“Rhythm and blues had a baby and they called it rock and roll,” Little Richard announced early in what turned out to be a glorious nearly two-hour show. He then demonstrated how he, Jerry Lee Lewis, Carl Perkins, Fats Domino and Chuck Berry actually invented what we came to call rock and roll. In a word, he was mesmerizing, which was something considering that he has a bum leg that prevents him from moving around too much.

But on the keyboards, there is no one else like him. Paul McCartney learned to yelp from Richard’s records; Elton John and Billy Joel picked up his piano acrobatics. No one attacks a piano like Little Richard, and on Saturday he was in rare form. His long fingers skate along keys with exasperating precision. He never makes a mistake as he carves out his original brand of boogie-woogie staccato that literally could raise the dead if given the chance.

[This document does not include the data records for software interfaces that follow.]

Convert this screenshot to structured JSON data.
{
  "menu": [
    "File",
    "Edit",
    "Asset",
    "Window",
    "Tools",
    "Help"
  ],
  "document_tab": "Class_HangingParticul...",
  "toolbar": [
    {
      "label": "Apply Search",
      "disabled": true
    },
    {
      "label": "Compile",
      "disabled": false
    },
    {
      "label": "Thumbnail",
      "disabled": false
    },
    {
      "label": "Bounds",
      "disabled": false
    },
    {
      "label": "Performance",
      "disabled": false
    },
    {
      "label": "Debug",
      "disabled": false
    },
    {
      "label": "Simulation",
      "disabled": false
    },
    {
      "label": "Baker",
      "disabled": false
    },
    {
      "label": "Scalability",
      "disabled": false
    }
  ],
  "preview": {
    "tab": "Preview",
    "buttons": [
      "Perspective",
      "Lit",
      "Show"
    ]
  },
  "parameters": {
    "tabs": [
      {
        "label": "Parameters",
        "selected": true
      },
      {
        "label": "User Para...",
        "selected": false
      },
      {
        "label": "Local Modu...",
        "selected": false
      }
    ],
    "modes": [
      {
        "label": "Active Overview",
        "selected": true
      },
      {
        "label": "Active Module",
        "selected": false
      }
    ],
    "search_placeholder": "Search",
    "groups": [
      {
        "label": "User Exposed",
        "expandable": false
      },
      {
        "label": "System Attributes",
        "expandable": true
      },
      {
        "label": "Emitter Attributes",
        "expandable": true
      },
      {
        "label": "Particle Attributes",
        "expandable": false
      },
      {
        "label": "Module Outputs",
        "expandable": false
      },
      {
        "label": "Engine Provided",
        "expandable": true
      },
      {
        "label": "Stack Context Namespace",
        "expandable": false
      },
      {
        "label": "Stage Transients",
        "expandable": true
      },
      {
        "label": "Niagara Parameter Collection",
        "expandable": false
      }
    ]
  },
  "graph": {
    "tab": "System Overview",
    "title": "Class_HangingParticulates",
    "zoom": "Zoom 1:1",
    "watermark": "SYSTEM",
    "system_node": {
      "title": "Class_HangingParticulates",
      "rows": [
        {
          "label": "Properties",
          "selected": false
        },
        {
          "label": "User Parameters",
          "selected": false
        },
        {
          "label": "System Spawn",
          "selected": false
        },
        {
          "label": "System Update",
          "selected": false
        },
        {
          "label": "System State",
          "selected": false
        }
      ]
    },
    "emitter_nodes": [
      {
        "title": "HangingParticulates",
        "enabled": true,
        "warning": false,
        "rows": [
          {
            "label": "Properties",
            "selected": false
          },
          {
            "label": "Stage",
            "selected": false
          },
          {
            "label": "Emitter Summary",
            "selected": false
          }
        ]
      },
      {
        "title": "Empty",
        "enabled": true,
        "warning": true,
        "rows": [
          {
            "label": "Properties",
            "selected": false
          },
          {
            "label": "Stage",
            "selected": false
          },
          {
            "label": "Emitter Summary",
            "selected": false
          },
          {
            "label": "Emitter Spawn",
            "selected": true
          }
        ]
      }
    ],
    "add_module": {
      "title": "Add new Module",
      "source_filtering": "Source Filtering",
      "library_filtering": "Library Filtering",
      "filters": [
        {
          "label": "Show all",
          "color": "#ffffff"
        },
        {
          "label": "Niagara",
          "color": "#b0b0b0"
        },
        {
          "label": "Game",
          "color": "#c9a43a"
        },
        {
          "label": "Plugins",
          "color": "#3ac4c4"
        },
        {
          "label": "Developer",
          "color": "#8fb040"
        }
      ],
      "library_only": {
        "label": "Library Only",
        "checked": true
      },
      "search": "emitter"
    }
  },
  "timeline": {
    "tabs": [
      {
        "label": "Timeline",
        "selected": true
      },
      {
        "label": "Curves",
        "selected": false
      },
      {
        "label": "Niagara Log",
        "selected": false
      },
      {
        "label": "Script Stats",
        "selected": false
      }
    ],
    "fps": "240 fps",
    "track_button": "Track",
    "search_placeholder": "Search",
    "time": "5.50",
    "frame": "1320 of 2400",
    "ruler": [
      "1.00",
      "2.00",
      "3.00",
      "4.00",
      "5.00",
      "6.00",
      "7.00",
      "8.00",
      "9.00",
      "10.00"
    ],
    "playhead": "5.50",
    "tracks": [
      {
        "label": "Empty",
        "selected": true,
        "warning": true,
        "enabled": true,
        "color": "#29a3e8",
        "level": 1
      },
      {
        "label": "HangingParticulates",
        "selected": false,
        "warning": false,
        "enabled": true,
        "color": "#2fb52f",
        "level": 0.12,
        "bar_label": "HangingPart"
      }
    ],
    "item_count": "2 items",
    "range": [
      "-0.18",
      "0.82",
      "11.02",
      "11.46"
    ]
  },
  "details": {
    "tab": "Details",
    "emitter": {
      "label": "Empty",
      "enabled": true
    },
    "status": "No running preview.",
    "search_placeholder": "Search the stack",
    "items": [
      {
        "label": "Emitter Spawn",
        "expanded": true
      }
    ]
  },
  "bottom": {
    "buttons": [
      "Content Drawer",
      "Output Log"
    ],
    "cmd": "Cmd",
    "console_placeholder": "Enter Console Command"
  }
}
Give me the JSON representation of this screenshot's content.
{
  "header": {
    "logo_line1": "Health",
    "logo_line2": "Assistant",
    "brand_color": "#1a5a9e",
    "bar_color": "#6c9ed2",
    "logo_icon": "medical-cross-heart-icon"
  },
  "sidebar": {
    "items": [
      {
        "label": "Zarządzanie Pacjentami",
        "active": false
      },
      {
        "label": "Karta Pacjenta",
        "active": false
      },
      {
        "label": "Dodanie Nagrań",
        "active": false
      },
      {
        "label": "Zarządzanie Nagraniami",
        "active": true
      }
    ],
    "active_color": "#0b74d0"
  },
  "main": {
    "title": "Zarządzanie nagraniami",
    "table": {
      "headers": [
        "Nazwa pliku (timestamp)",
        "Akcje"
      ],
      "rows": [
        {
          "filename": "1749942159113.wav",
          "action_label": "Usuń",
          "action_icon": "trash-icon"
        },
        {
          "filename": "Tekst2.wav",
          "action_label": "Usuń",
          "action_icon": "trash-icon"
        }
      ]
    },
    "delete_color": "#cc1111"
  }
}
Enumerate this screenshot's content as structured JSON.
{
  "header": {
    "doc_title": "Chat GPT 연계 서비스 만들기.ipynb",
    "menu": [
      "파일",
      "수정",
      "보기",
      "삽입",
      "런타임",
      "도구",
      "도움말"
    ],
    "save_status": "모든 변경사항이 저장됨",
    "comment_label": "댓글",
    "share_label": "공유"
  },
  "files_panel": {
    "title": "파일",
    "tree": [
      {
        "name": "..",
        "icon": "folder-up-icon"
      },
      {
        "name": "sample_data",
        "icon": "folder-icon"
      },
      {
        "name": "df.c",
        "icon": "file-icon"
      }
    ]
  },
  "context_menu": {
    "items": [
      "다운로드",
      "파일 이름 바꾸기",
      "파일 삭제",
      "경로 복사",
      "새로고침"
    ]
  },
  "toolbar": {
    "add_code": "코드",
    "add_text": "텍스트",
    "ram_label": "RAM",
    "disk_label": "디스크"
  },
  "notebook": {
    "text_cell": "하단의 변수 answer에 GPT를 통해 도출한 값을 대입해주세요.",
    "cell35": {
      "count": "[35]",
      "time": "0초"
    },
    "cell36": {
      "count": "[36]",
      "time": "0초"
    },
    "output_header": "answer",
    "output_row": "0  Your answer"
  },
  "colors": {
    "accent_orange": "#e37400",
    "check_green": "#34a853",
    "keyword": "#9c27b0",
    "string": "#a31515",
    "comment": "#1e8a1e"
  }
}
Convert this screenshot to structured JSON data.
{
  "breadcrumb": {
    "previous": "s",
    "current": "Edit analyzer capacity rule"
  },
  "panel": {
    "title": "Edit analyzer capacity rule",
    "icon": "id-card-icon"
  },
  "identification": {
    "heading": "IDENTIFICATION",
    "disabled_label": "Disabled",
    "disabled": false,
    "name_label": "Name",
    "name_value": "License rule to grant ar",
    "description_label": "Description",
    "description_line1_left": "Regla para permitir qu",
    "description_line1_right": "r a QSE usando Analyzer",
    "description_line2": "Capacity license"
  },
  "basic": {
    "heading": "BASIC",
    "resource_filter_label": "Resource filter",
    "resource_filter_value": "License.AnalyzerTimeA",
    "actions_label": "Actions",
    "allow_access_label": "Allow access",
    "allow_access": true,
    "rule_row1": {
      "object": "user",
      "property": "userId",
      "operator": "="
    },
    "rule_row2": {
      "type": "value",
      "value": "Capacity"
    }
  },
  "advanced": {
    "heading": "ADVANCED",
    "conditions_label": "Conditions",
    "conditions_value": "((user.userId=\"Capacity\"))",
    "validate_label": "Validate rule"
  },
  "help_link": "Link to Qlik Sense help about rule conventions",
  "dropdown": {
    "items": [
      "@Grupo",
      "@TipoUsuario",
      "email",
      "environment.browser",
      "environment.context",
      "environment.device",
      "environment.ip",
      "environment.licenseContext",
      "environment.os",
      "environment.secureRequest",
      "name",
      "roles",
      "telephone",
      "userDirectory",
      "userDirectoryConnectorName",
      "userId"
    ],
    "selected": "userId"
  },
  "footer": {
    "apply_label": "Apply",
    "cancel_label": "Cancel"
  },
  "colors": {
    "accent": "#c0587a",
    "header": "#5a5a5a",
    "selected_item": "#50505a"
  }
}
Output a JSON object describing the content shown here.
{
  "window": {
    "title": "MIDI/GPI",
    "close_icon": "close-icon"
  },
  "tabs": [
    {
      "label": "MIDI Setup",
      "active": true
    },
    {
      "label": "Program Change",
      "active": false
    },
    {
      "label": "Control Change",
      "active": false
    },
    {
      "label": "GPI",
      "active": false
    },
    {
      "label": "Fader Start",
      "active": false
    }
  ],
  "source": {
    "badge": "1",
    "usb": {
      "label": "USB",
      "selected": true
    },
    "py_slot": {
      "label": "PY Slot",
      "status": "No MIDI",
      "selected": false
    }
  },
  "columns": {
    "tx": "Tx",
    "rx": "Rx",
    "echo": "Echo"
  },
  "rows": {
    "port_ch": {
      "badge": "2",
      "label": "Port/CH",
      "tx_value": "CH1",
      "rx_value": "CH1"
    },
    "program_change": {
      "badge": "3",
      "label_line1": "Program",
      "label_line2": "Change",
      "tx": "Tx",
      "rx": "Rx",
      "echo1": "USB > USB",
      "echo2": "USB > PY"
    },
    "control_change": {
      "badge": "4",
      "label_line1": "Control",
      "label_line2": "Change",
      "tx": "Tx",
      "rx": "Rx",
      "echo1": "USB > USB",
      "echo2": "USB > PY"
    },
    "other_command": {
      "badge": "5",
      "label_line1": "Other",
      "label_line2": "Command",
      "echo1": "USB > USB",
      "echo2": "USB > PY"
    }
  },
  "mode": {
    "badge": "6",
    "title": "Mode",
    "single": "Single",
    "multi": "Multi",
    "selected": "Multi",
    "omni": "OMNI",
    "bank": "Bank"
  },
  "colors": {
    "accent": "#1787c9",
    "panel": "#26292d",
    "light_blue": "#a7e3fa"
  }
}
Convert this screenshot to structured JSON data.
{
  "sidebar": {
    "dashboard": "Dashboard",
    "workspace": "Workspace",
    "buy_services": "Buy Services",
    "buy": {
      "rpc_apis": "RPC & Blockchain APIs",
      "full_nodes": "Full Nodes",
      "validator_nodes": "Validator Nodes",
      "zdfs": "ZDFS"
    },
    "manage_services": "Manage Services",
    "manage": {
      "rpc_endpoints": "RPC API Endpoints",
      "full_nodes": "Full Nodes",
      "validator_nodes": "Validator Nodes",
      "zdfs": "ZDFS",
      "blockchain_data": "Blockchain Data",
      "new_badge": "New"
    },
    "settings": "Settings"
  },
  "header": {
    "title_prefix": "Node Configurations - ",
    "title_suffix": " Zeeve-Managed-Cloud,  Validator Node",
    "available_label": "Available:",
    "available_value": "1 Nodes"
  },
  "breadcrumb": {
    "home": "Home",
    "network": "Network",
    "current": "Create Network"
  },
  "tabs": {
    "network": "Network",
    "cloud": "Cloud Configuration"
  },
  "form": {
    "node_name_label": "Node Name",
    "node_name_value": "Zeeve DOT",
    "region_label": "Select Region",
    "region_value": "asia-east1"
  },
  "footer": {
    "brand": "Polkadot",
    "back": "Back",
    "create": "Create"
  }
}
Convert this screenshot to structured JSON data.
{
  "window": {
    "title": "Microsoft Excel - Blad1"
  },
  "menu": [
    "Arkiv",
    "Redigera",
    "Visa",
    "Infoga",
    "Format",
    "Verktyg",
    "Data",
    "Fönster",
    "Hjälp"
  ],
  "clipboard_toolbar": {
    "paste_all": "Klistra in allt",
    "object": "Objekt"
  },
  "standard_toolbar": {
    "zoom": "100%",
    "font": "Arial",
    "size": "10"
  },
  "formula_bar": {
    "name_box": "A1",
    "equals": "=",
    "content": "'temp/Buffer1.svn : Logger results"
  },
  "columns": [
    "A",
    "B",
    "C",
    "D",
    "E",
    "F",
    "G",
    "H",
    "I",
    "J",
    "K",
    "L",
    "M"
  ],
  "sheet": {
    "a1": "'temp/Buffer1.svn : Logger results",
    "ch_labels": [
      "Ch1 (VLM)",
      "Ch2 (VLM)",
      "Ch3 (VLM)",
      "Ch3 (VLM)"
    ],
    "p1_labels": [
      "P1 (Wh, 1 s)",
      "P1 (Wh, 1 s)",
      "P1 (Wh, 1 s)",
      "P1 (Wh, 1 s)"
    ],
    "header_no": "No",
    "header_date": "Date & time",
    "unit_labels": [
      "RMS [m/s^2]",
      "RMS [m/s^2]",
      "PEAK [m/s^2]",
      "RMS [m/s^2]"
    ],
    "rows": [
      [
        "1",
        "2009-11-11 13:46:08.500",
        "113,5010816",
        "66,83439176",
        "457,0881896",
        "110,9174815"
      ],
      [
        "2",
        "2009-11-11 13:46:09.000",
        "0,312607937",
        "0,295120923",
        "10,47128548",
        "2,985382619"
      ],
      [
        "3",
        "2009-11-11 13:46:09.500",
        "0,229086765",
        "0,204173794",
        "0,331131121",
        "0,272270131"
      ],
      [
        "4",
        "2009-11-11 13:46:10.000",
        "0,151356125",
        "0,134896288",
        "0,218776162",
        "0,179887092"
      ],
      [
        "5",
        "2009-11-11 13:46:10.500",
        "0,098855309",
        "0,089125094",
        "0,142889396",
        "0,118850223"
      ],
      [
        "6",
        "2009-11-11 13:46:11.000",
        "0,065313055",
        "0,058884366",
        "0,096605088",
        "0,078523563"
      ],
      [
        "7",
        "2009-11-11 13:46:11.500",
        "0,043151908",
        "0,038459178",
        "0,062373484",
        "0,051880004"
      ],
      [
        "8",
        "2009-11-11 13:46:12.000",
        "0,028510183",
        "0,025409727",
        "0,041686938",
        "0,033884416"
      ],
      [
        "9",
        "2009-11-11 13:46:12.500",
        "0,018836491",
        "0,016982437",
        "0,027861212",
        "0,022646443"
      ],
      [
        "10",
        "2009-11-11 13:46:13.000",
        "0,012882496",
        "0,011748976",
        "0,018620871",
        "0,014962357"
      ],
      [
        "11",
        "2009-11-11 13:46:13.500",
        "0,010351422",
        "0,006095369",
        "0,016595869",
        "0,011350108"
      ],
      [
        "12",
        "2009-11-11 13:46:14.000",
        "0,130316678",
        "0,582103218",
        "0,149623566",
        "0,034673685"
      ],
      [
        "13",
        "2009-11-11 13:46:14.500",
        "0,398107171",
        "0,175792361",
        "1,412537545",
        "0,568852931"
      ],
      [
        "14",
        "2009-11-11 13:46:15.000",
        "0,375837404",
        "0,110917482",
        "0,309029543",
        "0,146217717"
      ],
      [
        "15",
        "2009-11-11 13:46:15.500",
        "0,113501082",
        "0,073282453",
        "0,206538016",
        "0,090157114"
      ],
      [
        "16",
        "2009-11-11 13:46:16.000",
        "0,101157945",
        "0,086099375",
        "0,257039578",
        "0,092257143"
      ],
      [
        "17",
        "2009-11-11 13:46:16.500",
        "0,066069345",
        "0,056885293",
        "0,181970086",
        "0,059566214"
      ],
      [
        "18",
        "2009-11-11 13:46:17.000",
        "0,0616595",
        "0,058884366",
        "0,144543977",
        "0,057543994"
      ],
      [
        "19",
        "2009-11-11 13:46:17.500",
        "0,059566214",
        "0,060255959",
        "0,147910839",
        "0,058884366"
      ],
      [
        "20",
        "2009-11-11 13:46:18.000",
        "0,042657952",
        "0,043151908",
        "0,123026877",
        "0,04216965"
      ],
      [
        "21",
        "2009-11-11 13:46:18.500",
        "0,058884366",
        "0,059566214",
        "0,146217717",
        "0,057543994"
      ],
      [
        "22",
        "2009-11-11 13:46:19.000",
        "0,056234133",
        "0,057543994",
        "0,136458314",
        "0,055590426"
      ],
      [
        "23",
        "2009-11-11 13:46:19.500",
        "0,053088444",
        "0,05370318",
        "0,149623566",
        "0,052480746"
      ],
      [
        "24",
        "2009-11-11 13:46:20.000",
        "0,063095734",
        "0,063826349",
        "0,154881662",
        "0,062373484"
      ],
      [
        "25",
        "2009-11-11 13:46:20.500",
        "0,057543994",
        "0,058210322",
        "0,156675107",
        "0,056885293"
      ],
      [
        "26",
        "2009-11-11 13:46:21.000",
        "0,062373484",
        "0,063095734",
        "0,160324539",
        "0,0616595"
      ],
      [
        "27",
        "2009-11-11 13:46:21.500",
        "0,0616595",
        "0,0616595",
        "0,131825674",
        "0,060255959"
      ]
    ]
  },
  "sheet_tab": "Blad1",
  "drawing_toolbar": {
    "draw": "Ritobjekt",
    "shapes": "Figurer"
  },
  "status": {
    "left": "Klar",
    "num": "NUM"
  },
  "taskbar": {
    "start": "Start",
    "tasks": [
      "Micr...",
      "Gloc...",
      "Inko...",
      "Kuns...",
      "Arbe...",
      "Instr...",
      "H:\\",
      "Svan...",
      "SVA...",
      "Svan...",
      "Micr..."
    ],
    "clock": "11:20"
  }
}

Richard’s patter with the audience remains hilarious even if tried but true. He had to get through endless shouts for requests from the audience, and obliged the nearly sold out crowd with “Lucille,” “Tutti Frutti,” “Good Golly Miss Molly,” “The Girl Can’t Help It,” “Slipping and Sliding,” and Domino’s “Blueberry Hill.” Several times it looked like he might launch into “Long Tall Sally,” but didn’t. When one fan shouted at the end for “Molly,” Richard replied: “But we played that. Don’t you remember?” And then he launched right back into it again.

Little Richard does not have a Kennedy Center honor, and like a lot of artists — including Fats Domino and Jerry Lee Lewis — he exists for most people in a historical sense. I’ll bet most don’t even realize he’s alive. But he is, and more vital than ever. History was made Saturday night at the Apollo — but artists like Richard need to be seen on TV by a young audience before they’re gone. Otherwise a whole generation will grow up thinking you just need to sample rock and roll piano on a computer. They will never know what the great art of it is.

Barkin At The Diner

Yes, that was newly single Ellen Barkin sitting at the lunch counter yesterday of Greenwich Village’s beloved diner, Joe Jr. And yes, that was also famed photographer Patrick Demarchelier sitting in a window booth with a dozen white roses watching his assistants dress up Joe’s for a shoot with Barkin for Vogue. The funniest moments came watching the assistants try to “dress up” the diner for the shoot, while outside other assistants ate what looked like expensive pastries not from Teddy Hondros’ beloved establishment. A crazy time was had by all. We’ll have to look in Vogue this fall and see if Barkin wore a waitress’ uniform. That’s where she got her start, you know, waiting tables at the legendary Chinese Chance with actress Glenne Headley in the early 1970s … Actor James Franco turned up at the premiere for “A Prairie Home Companion” and went right over to talk with Lily Tomlin — who was busy chatting with Lauren Bacall. Franco was accompanied by a cute girl from L.A. who told me she was his girlfriend’s best friend, and was supposed to be watching him. Franco’s in New York to shoot “Spider Man 3.” Franco has half a dozen films coming out in the next year including the much-discussed at Cannes “Flyboys,” starring David Ellison, son of billionaire Larry Ellison, who put up the money for the project … Finally, someone tell director Menno Meyjes that Garland Jeffreys has the perfect song for his new movie, “Manolete,” starring Penelope Cruz and Adrien Brody. It’s Jeffreys’ 1990s hit “Matador,” which he just re-recorded for his greatest hits on Universal Records. Brody plays a matador in the film, of course…